Budgeting with a social conscience

Although Malta was not hit as drastically as some other European countries by the economic crisis, thousands of people are still finding it hard to cope with their small income and big expenses. In the run-up to the 2012 Budget, Alternattiva Demokratika – the Green party would like to see more realistic investment programmes in social projects that would improve the quality of life of those who are constrained to live below their expectations. Further investment is also needed to strengthen support structures for vulnerable groups with acute social problems such as neglected and abused children, victims of domestic violence and former convicts.
Amid the torrent of words and numbers in the Budget document we would like to see more measures to attract more workers to the labour market. Although the government has already offered a number of incentives in this regard, Malta still has a high inactivity rate, especially among women, persons with disability and single parents. In Malta, inactivity is much more serious than unemployment.

We need more concrete measures to enable the parents of young children to find a healthy work-life balance. Individuals should have the opportunity to choose whether they want to work and whether they want to do this on a full-time or part-time basis. They should not be pushed into making undesired choices due to the lack of support structures. AD has been calling for extended maternity leave and for paid paternal leave as one positive measure in this direction but its calls have been ignored by a government that is more concerned with securing the profits of industry than with the needs of young families.

The inactivity rate among persons with disability has become a recurring pattern as many are obliged to live on the meagre disability pension at 55 per cent of the minimum wage. Affirmative action as stipulated by law should be enforced more effectively. Employers should be offered incentives to make the necessary adjustments to be able to offer people with a disability the opportunity to realise their potential. As it is, we are wasting the talent of many individuals whose impairment is being turned into disability by a society that is not sensitive enough to their needs. Admittedly, there are different forms of disability and, for some, paid work is impossible. That is why we consider a revision of the disability pension as crucial if we want to discontinue subjecting these people to a life of dependency and poverty.

Perhaps one of the obstacles discouraging vulnerable groups from taking on paid employment is the fact that, should they earn more than a stipulated amount (which is not much), their social benefits would be deducted accordingly. Considering the rates of dependency that characterise groups such as single parents and persons with disability, the maximum capping beyond which they would lose benefits should be increased to reflect today’s economic and social realities.
While those living on social benefits are inevitably more likely to experience poverty and social exclusion, it does not mean the government can put its mind at rest when it comes to the employed. We would like to see genuine efforts at curbing all forms of discrimination in all social spheres.

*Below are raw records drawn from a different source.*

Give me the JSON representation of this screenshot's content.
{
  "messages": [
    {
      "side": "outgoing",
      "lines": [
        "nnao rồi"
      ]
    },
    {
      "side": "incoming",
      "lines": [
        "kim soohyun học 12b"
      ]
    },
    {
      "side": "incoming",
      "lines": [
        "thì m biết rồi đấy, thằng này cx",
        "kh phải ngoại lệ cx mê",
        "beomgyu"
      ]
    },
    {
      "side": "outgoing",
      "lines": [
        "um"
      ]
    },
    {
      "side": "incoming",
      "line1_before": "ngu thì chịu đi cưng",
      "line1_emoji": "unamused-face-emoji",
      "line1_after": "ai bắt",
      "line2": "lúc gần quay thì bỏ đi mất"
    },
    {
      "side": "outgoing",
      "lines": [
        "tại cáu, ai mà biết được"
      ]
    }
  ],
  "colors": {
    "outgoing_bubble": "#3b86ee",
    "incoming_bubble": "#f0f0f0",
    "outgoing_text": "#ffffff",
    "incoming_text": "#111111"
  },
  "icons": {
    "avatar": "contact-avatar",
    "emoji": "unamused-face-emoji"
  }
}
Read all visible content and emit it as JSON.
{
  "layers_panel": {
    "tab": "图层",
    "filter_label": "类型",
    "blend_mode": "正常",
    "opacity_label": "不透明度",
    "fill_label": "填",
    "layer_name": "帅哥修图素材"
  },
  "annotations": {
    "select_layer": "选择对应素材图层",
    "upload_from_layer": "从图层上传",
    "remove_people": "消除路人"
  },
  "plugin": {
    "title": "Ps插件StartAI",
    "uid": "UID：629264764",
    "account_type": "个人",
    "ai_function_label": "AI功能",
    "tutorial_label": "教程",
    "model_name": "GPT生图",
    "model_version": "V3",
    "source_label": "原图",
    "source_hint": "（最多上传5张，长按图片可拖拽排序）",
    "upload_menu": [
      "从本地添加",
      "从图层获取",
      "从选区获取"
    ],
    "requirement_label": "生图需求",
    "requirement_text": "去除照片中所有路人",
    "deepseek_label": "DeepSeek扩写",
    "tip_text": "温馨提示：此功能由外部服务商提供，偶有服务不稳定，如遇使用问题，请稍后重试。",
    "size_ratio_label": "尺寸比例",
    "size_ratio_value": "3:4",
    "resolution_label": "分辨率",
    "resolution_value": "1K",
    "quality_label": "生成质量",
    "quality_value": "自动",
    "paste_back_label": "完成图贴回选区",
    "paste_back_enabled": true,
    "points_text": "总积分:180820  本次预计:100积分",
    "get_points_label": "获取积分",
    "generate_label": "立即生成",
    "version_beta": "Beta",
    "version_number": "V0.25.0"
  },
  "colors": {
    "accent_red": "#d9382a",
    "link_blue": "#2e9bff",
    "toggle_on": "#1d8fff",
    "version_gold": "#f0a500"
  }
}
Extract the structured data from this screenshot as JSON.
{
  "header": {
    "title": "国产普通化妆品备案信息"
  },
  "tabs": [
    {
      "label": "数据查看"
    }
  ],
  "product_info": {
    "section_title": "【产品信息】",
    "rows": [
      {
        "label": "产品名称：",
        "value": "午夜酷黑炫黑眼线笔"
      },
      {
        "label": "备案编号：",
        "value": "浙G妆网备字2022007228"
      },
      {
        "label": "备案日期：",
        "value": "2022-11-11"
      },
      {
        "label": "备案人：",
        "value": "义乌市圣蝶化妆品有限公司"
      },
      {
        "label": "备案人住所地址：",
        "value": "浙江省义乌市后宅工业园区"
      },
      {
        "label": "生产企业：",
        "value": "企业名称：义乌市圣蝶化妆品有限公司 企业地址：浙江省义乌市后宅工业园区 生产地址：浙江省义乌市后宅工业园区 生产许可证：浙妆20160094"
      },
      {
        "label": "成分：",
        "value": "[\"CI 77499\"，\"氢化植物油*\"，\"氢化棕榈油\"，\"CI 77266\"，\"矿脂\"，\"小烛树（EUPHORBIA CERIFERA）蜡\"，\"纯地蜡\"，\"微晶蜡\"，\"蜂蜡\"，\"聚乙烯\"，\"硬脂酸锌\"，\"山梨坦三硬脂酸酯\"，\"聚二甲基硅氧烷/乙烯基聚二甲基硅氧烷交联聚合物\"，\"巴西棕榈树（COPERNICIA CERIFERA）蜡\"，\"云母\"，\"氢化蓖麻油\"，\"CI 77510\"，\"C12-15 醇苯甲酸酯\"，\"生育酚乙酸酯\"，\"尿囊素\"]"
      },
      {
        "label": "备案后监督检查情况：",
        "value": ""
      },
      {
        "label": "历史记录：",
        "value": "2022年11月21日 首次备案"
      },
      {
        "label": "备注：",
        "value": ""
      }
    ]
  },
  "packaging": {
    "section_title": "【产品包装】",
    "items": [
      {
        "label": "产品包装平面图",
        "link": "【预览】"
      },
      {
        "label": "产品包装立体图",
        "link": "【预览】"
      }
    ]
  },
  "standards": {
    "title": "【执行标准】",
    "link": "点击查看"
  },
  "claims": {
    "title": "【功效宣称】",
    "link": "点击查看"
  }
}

Although our unemployment figures are not so dismal, the picture is not as bright as the government would like us to believe. Apart from the high inactivity rates, thousands of families whose livelihood depends on the minimum wage are at risk of poverty. The concept of a minimum wage is to protect workers from exploitation and not to enable employers to pay workers the least possible amount for a hard day’s work. AD has been calling for an increase in the minimum wage for years.

It is acknowledged that a higher minimum wage may put a strain on employers, especially on small businesses. However, it will also put more spending money in the pockets of low-income earners and encourage more people to find employment rather than live off state benefits. Part-time and contractual workers as well as those who are forced to register as self-employed should also be protected by the minimum wage.

An interrupted working trajectory contributes to a low income in old age. Some are inevitably hit worse than others. AD would like to see a pension reform that combines fiscal sustainability with social justice while introducing a second pillar.

The 40-year mandatory working period for eligibility to a full pension is unjust, particularly for those who interrupt or limit their participation in the labour market against their will due to caring responsibilities, illness, insecure or part-time employment or unemployment.

AD would also like to see a reform in social housing and more steps against the encouragement of further speculation considering the amount of empty dwellings and the perpetual construction sites. One way of doing this is to tax from the third property onwards all houses left vacant. The state should own a number of vacant properties that could be used in cases of social problems such as homelessness. The government should invest further in subsidised low-rent accommodation to vulnerable groups.

Ultimately, AD believes that economic development should not be isolated from social policies that aim for inclusion, sustainability and equality.

The Times of Malta
Friday, October 14, 2011 , by Angele Deguara

The author, a sociologist, is spokesman for social policy of Alternattiva Demokratika – the Green party